Avoiding ARP Flux in Multi-Interface Linux Hosts

By January 17, 2018Linux

A Linux host that has many Ethernet interfaces on the same subnet is subject to the ARP Flux problem.
The ARP Flux problem occurs when a host replies to ARP requests for interfaces on the same subnet, from any interface on that same subnet. In most cases, this behavior is not a problem. However, in specific cases, ARP Flux generates unexpected behavior of applications due to incorrect mapping between IPv4 addresses and MAC addresses.

The ARP Protocol

The Address Resolution Protocol (ARP) is used to translate an IPv4 address into a MAC address, allowing Layer 2 communications to occur (e.g Ethernet and WiFi). When a source host has to send an IPv4 packet to a destination host on the same subnet, it executes an ARP request to get the MAC address of the destination host. The source host will send an ARP request to the Ethernet broadcast address ff:ff:ff:ff:ff:ff. All of the hosts on the subnet will receive the ARP request that was broadcasted, but, only the destination host will answer to the ARP request with the MAC address associated with its IPv4 address.

A simplified representation of the ARP protocol.

A simplified representation of the ARP protocol.

Once the source has obtained the destination MAC address from the destination host, it encapsulates the IPv4 packet into a Layer 2 frame, and sends it to the destination host.

ARP Flux

As mentioned at the beginning of this article, the problem with ARP Flux can occur when a host with two interfaces, on the same subnet, reply to ARP requests for interfaces on the same subnet, from any interface on that same subnet.

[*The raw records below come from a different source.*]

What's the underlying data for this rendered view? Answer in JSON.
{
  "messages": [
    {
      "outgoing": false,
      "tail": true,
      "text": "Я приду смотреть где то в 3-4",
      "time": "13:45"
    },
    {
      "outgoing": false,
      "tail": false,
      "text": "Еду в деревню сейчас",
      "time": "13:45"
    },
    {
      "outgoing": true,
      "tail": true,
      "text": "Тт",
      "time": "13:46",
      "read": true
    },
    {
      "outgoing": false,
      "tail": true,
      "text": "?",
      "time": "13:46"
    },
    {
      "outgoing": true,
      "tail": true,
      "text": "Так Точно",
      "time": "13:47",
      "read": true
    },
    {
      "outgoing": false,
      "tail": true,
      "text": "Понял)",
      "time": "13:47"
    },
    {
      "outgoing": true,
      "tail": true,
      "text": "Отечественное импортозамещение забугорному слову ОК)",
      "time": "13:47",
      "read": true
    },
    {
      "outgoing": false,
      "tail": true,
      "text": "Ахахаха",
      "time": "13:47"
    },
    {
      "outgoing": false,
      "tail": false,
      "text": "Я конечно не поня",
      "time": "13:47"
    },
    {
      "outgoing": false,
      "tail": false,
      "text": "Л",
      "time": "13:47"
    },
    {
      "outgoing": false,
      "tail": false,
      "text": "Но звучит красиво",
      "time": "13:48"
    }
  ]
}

Let’s imagine, for example, that an application running between Host A and Host B must go through Host B’s eth1 interface, due to firewall rules or other reasons. ARP Flux may cause Host B to reply to Host A’s ARP requests with either the MAC address of eth0 or eth1.

As you can from the above picture, what happens in this scenario, traffic from Host A to Host B’s eth1 interface will be instead processed by its eth0 interface. This non deterministic behavior may cause such application running between the hosts not to function properly. If you want to learn more about Linux implementation of the ARP protocol, you can read this article.

 

Avoiding ARP Flux

Starting from kernel 2.6.4, the default behavior of the Linux kernel can be corrected with the two following commands:

$ sysctl -w net.ipv4.conf.all.arp_announce=1
$ sysctl -w net.ipv4.conf.all.arp_ignore=2

According to the ARP Configuration Guide, from linuxvirtualserver.org Wiki, these two parameters cause the Linux Kernel to implement the following behavior:

arp_announce = 1 – Try to avoid local addresses that are not in the target’s subnet for this interface. This mode is useful when target hosts reachable via this interface require the source IP address in ARP requests to be part of their logical network configured on the receiving interface. When generating the request, we will check all of the subnets that include the target IP and will preserve the source address if it is from such subnet. If there is no such subnet we select source address according to the rules for level 2.

arp_ignore = 2 – Reply only if the target IP address is local address configured on the incoming interface and both with the sender’s IP address are part from same subnet on this interface.

If you want to permanently save these parameters upon reboot, add the two statements in your host’s /etc/sysctl.conf configuration file.

 

Conclusion

I hope this article was helpful to learn more about how ARP and Linux hosts work. Please share your feedback in the comments section!